“I just feel blessed to call him a friend.” — Ben of Jim Kelly.
From Joe Starkey, at the Pittsburgh Tribune-Review:
The Steelers and Buffalo Bills are sharing practice fields this week in Latrobe. But for franchises separated by just 220 miles, they have shared precious little meaningful history.
But the cities’ most meaningful football connection might be one that binds a pair of iconic and similarly rugged quarterbacks: Ben Roethlisberger and Jim Kelly.
Their connection, at least from Roethlisberger’s end, goes back more than 20 years. It has taken on new meaning of late, given the personal transformations of each and Kelly’s harrowing but inspiring bout with cancer.
The relationship began in the form of a young Roethlisberger, 22 years Kelly’s junior, taping a No. 12 Kelly poster to his bedroom wall in Findlay, Ohio.
“I tease him about that all the time,” Roethlisberger says.

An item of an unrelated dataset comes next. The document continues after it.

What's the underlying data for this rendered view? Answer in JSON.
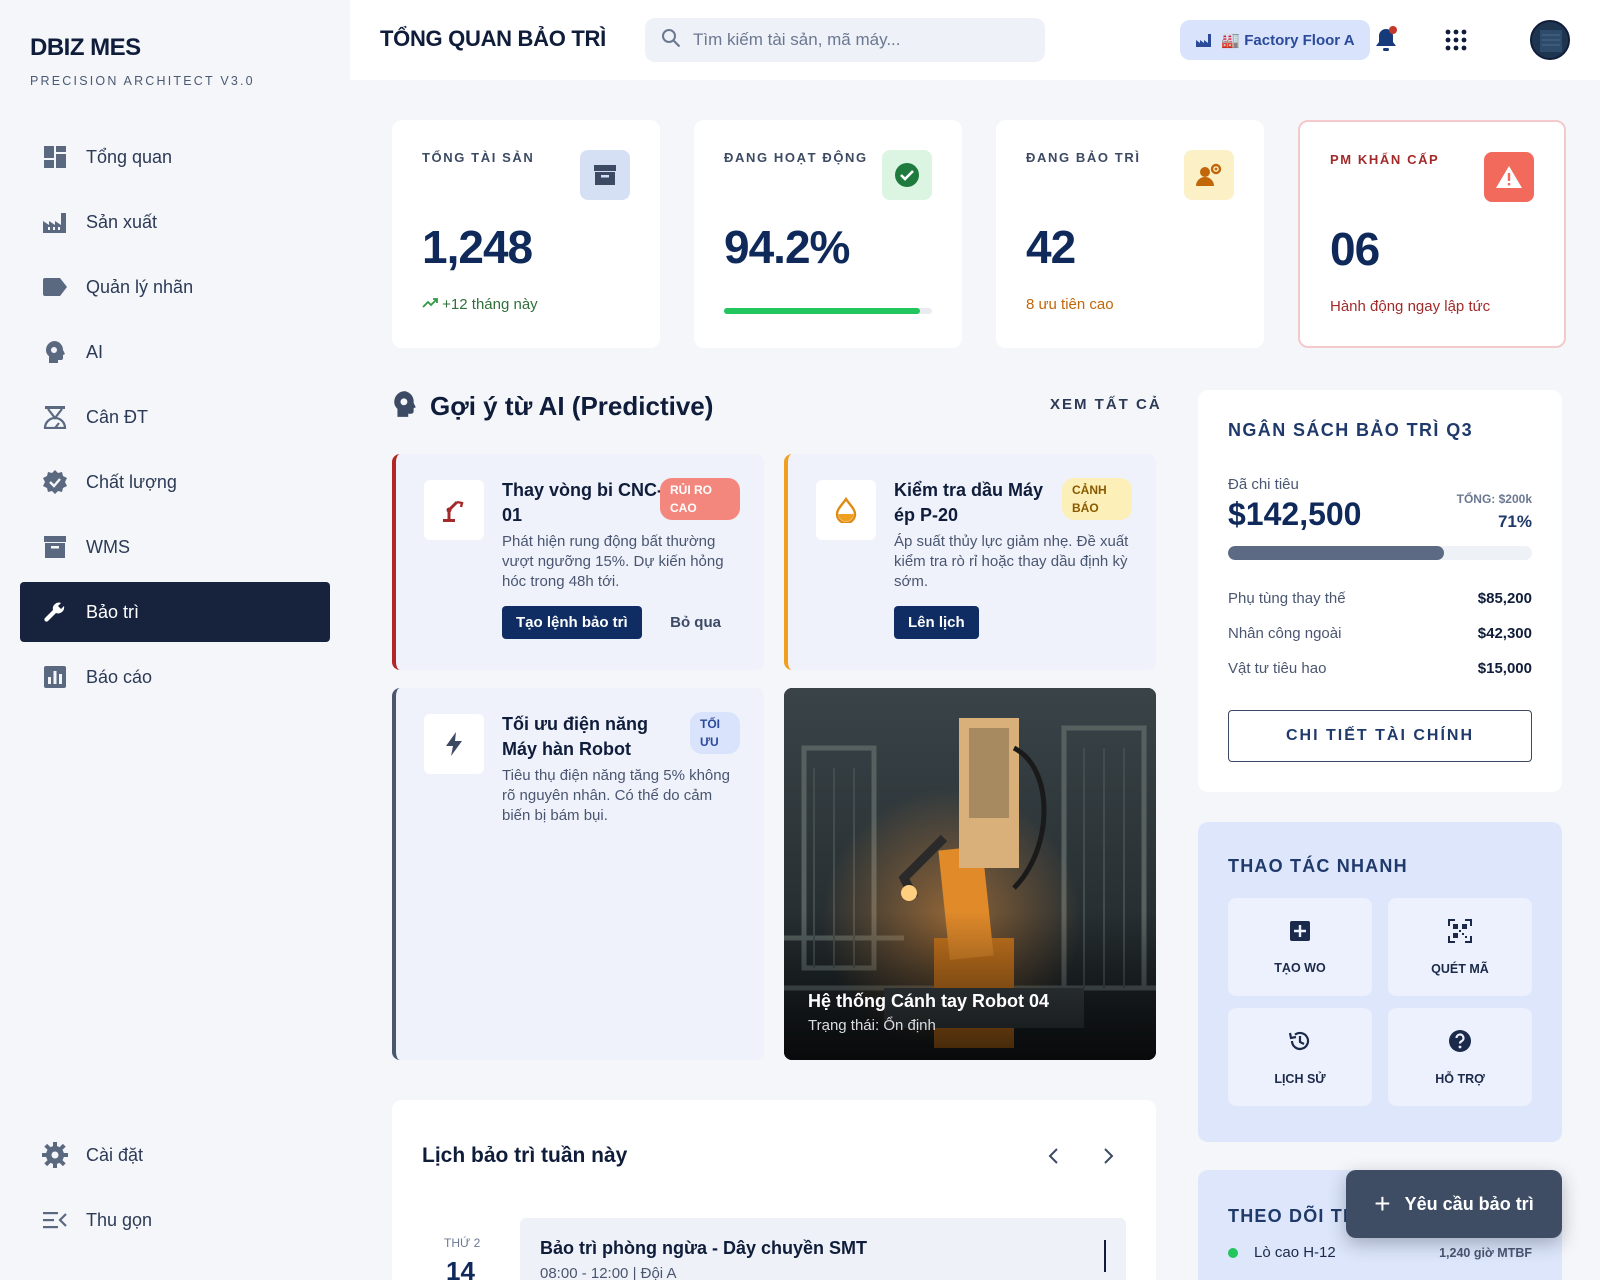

Fast forward to Roethlisberger’s first few NFL seasons, when his linebacker-like approach and laser-like precision late in games evoked images of Kelly in the Bills’ famed “K-Gun” 15 years earlier. Have there been any star quarterbacks in the past quarter-century who endured more punishment — invited more punishment — than these two?

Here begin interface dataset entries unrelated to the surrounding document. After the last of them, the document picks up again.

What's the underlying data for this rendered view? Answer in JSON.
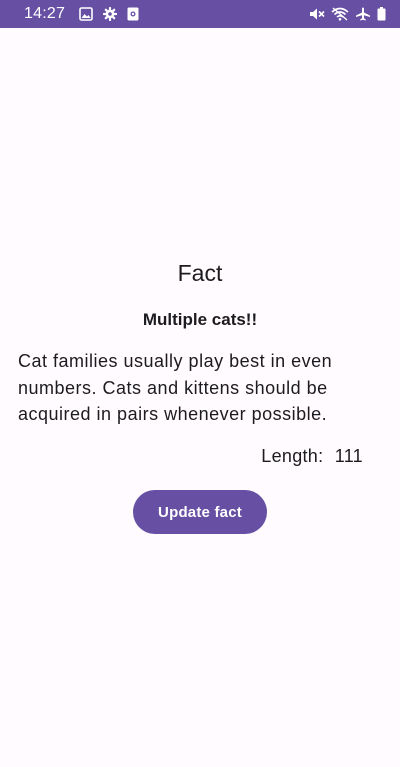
{
  "status_bar": {
    "time": "14:27",
    "background_color": "#6750a4",
    "left_icons": [
      "image-icon",
      "settings-gear-icon",
      "screen-record-icon"
    ],
    "right_icons": [
      "mute-icon",
      "wifi-off-icon",
      "airplane-icon",
      "battery-icon"
    ]
  },
  "fact": {
    "title": "Fact",
    "subtitle": "Multiple cats!!",
    "text": "Cat families usually play best in even numbers. Cats and kittens should be acquired in pairs whenever possible.",
    "length_label": "Length:",
    "length_value": "111"
  },
  "actions": {
    "update_label": "Update fact",
    "accent_color": "#6750a4"
  }
}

They finally connected in person early in Roethlisberger’s career at Kelly’s golf tournament in Buffalo. Roethlisberger traveled early and stayed at Kelly’s house. They bonded immediately. Roethlisberger soon was making annual treks to Kelly’s lodge in Ellicottville, N.Y., where the two would hunt, fish, ride snowmobiles and talk shop.

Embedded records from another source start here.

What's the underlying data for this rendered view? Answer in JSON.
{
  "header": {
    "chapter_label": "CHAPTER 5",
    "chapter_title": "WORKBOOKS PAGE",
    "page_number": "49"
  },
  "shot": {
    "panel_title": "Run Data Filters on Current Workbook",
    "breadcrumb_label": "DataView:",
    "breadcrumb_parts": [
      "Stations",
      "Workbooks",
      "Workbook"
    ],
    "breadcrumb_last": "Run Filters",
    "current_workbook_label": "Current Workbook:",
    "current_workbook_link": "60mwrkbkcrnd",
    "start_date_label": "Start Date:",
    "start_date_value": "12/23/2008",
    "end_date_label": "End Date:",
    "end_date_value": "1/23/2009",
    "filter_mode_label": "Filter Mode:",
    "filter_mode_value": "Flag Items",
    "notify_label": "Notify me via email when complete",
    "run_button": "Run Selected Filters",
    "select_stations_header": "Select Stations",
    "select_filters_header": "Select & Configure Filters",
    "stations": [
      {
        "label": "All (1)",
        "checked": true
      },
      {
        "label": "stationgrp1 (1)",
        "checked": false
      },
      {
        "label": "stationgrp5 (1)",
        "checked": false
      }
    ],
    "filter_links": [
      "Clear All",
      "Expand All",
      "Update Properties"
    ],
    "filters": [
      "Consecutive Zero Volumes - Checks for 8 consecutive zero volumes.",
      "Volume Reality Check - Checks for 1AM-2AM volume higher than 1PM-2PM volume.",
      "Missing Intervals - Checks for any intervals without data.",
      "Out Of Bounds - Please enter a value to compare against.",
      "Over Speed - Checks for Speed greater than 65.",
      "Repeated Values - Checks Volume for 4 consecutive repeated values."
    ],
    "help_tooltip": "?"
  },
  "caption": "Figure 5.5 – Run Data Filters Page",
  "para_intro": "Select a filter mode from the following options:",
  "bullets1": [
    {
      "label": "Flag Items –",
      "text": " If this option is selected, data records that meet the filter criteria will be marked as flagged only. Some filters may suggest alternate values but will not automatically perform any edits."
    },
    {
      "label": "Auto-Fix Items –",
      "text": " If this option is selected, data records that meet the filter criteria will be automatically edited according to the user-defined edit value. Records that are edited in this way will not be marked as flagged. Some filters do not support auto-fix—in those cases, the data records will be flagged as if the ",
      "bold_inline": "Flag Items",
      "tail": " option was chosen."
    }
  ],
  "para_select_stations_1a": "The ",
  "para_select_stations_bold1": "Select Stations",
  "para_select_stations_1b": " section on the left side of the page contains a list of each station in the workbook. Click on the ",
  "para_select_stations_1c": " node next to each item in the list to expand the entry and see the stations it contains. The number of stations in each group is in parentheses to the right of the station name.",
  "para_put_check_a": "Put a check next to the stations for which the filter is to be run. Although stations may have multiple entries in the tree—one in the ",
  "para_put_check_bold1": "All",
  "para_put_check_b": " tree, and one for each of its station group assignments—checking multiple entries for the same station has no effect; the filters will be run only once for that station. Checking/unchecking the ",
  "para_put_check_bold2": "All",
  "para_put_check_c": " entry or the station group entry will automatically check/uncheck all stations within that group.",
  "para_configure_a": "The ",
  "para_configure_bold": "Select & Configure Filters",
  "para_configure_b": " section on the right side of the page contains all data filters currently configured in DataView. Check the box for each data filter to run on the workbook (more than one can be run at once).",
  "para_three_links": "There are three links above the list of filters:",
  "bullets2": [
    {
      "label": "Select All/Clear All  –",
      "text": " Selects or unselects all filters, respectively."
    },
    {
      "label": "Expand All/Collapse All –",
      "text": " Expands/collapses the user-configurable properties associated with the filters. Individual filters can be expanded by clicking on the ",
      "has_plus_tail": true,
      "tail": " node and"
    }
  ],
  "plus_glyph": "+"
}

“For a Hall of Famer to come down to my level, if you will, just meant so much,” Roethlisberger says. “He’s a guy I can call when things aren’t going well. I’ll get notes from him after games, good and bad: ‘Keep your head up.’ ‘Great job.’ To have someone like that I can call a friend? That’s first and foremost. And I think he’d say the same thing: He looks at me as a friend.”
The Kelly family (Jim, wife Jill, daughters Erin, 19, and Camryn, 15, plus a large extended clan) gifted the world by publicizing Jim’s battle. An image of Erin clutching her father’s arm in his hospital bed went viral. It and other photographs, articles and television pieces speak to the suffering, devotion and cruel tests of faith families experience in such times, when the blessings and curses often roll into one.
“I can only imagine what Jim and his family are going through,” Roethlisberger says. “I’ve stayed in touch through phone messages and calls. The last time we talked was after the Hall of Fame ceremony. I shot him a note and said, ‘I know it wasn’t easy for you to be up there, but you looked good, bud.’ It’s tough to see such a tough, strong guy go through that.
“I know the family, and it’s emotional to see them do these pieces. But that’s who they are,” Roethlisberger says. “Their faith is so important to them, and I think the girls and Mrs. Kelly will tell you that they kind of got Jim on the right path. It’s changed his life. He’ll tell you that.”
You can read the rest here.
If you missed Ben on ESPN’s Mike & Mike Show this morning…
“For me it’s about being cerebral. Early on it’s about first read. If it’s not there, find your second read and then just start making something happen and run around, whatever it is. Now I think it’s understanding more of offenses and defenses, what play goes against what defense and being able to look into your third and fourth reads.” — Ben, on the difference between his rookie days and now.
He was also asked his thoughts about on-field fighting between teammates during training camp; if he thinks the shorter practices (no 2-a-days) affects the performance of rookies; his advice to rookie quarterbacks; his comfort with the return of center Maurkice Pouncey and more.
You can listen to the entire interview here (bottom of page).